Getting Started

May 1, 2007
Evaluating aircraft starters.

So your customer is buying a new starter for their aircraft and asking for a recommendation. You agree to do some research. It would be easy to become overwhelmed by the myriad of starter choices currently available. Aircraft starter manufacturers have developed a variety of high-performance, lightweight starters suitable for use in most installations. When it comes to selecting a new starter, what should a buyer take into consideration? Taking the time to evaluate a few fundamental factors will help ensure that your recommendation will be sound.

Assuming the starters in question are all FAA approved, several criteria must be considered when making a starter selection. Among the most rudimentary would be physical fit, that is, can the starter being considered be installed in your customer’s aircraft without significant airframe modifications. Weight is another factor that many buyers will consider. After all, in the world of aviation lighter is usually better and the starter’s installed location in the aircraft makes weight a worthy consideration. Starter manufacturers publish information on their products regarding fit and weight so these factors are usually easy to assess.

After reviewing the prospective new starter’s fit and weight it’s time to get into the nitty-gritty of starter assessment, its performance. Performance is the most important aspect to evaluating a new starter. The important key measurements in assessing a starter’s performance are engine cranking speed (crank shaft rpm), electric current draw (amps), and operational duty cycle.

Cranking speed

First, give consideration to the starter’s rated cranking speed. This parameter measures the speed at which the starter rotates the engine’s crankshaft during a start. You may think that a higher cranking speed would be better but this is not always the case. The starter is part of the engine’s starting system which also includes the fuel and ignition systems. These systems have been designed to provide good starting characteristics for a particular starting speed range. For most engines this speed is between 120 and 180 rpm. Cranking the engine faster than 200 rpm may disengage the magneto impulse couplings thereby advancing the ignition timing which will result in poor engine starting and can even induce kickbacks! Choose a starter which will not exceed the engine manufacturer’s recommended cranking speed. If this information is not available, a good approach would be to select a starter that cranks your engine at the same or similar speeds as the starter originally supplied by the engine OEM.
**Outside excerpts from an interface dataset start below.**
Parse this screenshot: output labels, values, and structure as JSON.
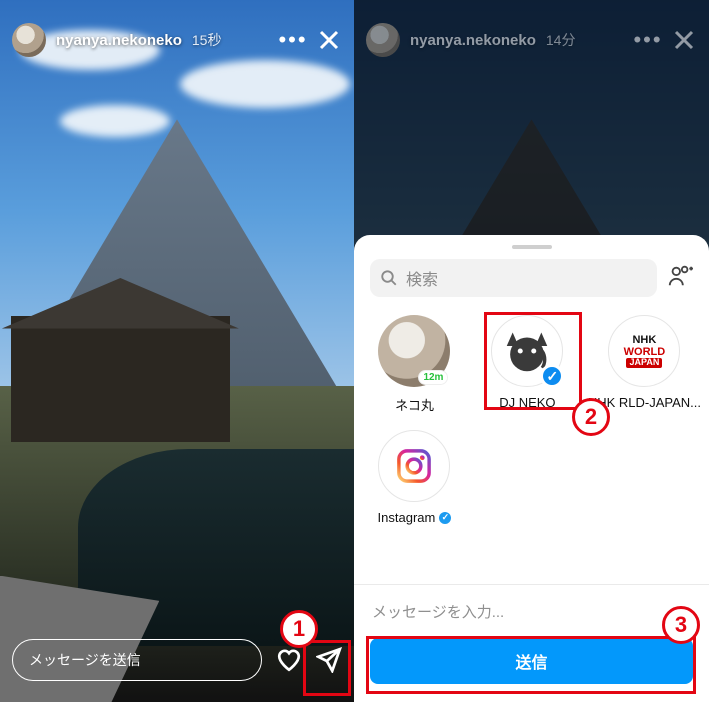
{
  "left": {
    "header": {
      "username": "nyanya.nekoneko",
      "timestamp": "15秒"
    },
    "footer": {
      "message_placeholder": "メッセージを送信"
    }
  },
  "right": {
    "header": {
      "username": "nyanya.nekoneko",
      "timestamp": "14分"
    },
    "sheet": {
      "search_placeholder": "検索",
      "contacts": [
        {
          "name": "ネコ丸",
          "active": "12m",
          "verified": false
        },
        {
          "name": "DJ NEKO",
          "verified": false,
          "selected": true
        },
        {
          "name": "NHK RLD-JAPAN...",
          "verified": false
        },
        {
          "name": "Instagram",
          "verified": true
        }
      ],
      "nhk_logo": {
        "line1": "NHK",
        "line2": "WORLD",
        "line3": "JAPAN"
      },
      "compose_placeholder": "メッセージを入力...",
      "send_label": "送信"
    }
  },
  "callouts": {
    "n1": "1",
    "n2": "2",
    "n3": "3"
  }
}
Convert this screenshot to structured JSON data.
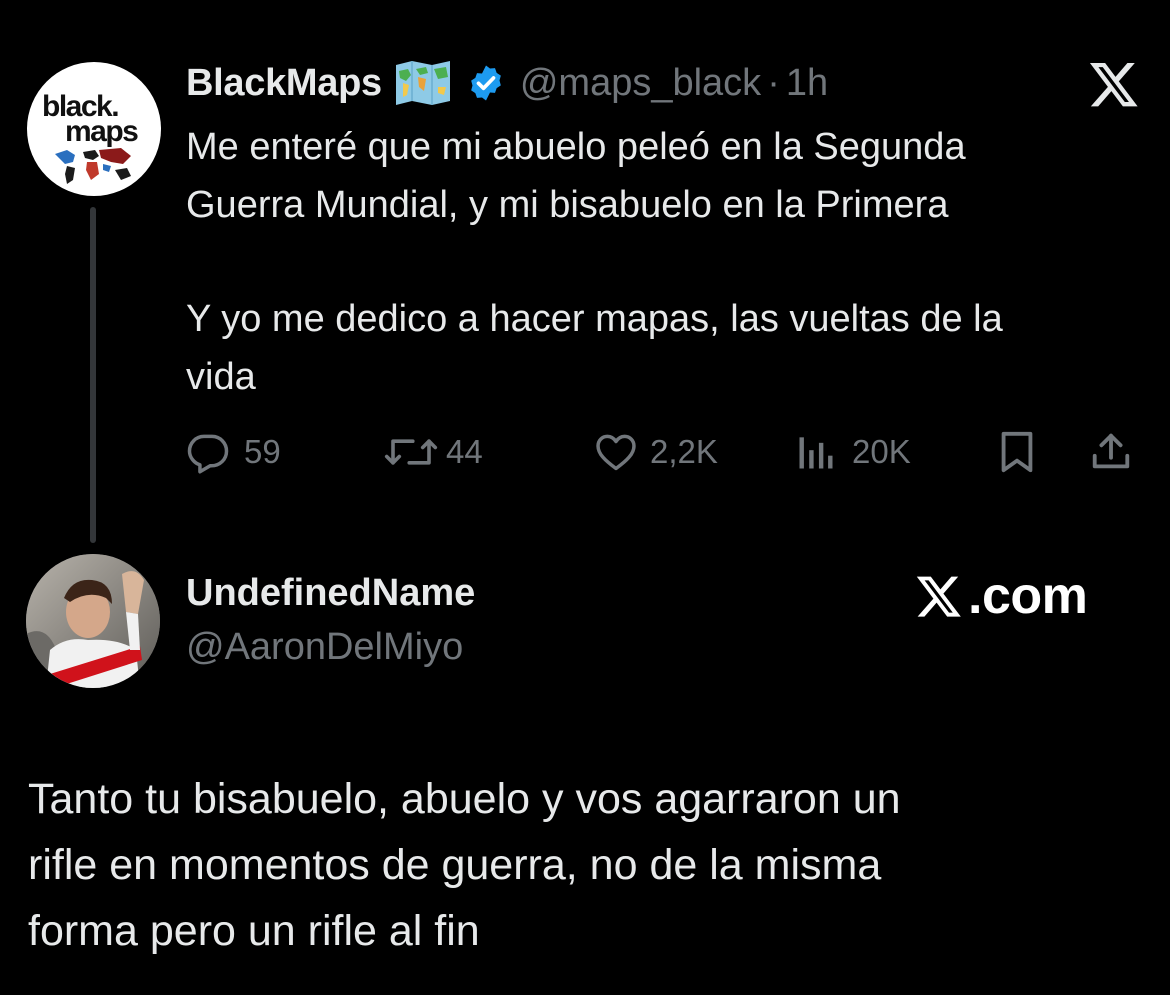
{
  "original_tweet": {
    "avatar": {
      "logo_line1": "black.",
      "logo_line2": "maps"
    },
    "display_name": "BlackMaps",
    "name_emoji": "world-map-emoji",
    "verified_icon": "verified-badge-icon",
    "handle": "@maps_black",
    "separator": "·",
    "time": "1h",
    "platform_icon": "x-logo-icon",
    "text_paragraph_1": "Me enteré que mi abuelo peleó en la Segunda\nGuerra Mundial, y mi bisabuelo en la Primera",
    "text_paragraph_2": "Y yo me dedico a hacer mapas, las vueltas de la\nvida",
    "actions": {
      "replies": "59",
      "reposts": "44",
      "likes": "2,2K",
      "views": "20K"
    }
  },
  "reply": {
    "display_name": "UndefinedName",
    "handle": "@AaronDelMiyo",
    "brand": "com",
    "brand_prefix_icon": "x-logo-icon",
    "text": "Tanto tu bisabuelo, abuelo y vos agarraron un\nrifle en momentos de guerra, no de la misma\nforma pero un rifle al fin"
  },
  "colors": {
    "background": "#000000",
    "primary_text": "#e7e9ea",
    "secondary_text": "#71767b",
    "verified_blue": "#1d9bf0"
  }
}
Current draw

Next, consider the starter’s current draw as this characteristic directly affects the amount of heat that builds up in the starter when cranking the engine. The more current the starter pulls, the more heat that is generated in the starter. Increased heat reduces cranking performance, shortens the overall life of the starter, and drains the battery. The rate of temperature increase also decreases the duty cycle of the starter which means fewer starts before the starter reaches its temperature limit. Overheating is the leading cause of premature starter failure as high temperatures have a debilitating effect on all starter components, particularly brushes and bearings.

Current draw also affects other components in the aircraft starter electrical system. Contactors, terminals, and cables are all adversely affected by high current draw. Current draw is particularly important to pilots who have the battery located in the rear of the aircraft. The cable between the battery and the starter acts as a resistor which causes a voltage drop over its length. This voltage drop increases in direct proportion to increases in current. The resulting electrical power lost to heat over the length of the cable is not available for use by the starter. Higher current draw results in greater voltage drop and less power to the starter.

Current draw also determines the number of starts you will get from the battery. For a given charge condition, the battery is capable of delivering a given number of starts and that number is directly related to the amount of current the starter draws while cranking. A starter drawing twice the current will only give you half the number of starts before battery depletion.

Operational duty cycle

A final performance factor that should be considered is the starter’s operational duty cycle. This characteristic is important as it reflects how well the starter can tolerate repeated starting attempts and overcranking abuse. Duty cycle is a ratio that measures how long a device may be operated to how long it must rest. This ratio is usually represented as a percentage of operational time to rest time. In the case of a starter it reflects how long you can engage the starter and how long you must allow the starter to rest before the next starter engagement. Most starters on the market today have duty cycle ratings of around 4 to 6 percent, but some can exceed 10 percent duty cycle ratings.

So why is duty cycle so important? Warranty data from starter manufacturers indicates that the principle cause of in-service starter motor failures is overcranking abuse. A starter with a higher duty cycle will be able to deliver a higher number of starts within a given window of time without overheating. This is an important performance indicator when considering a starter as it will have a direct impact on starter longevity.

Fit, weight, performance, and any additional features available are all considerations you should keep in mind when evaluating aircraft starters. The tips in this article should help you make a more educated purchasing decision the next time you consider a replacement starter.

Rick Quave is director of engineering at Kelly Aerospace Power Systems, makers of E-drive starters. Rick can be reached at [email protected].

About the Author

Rick Quave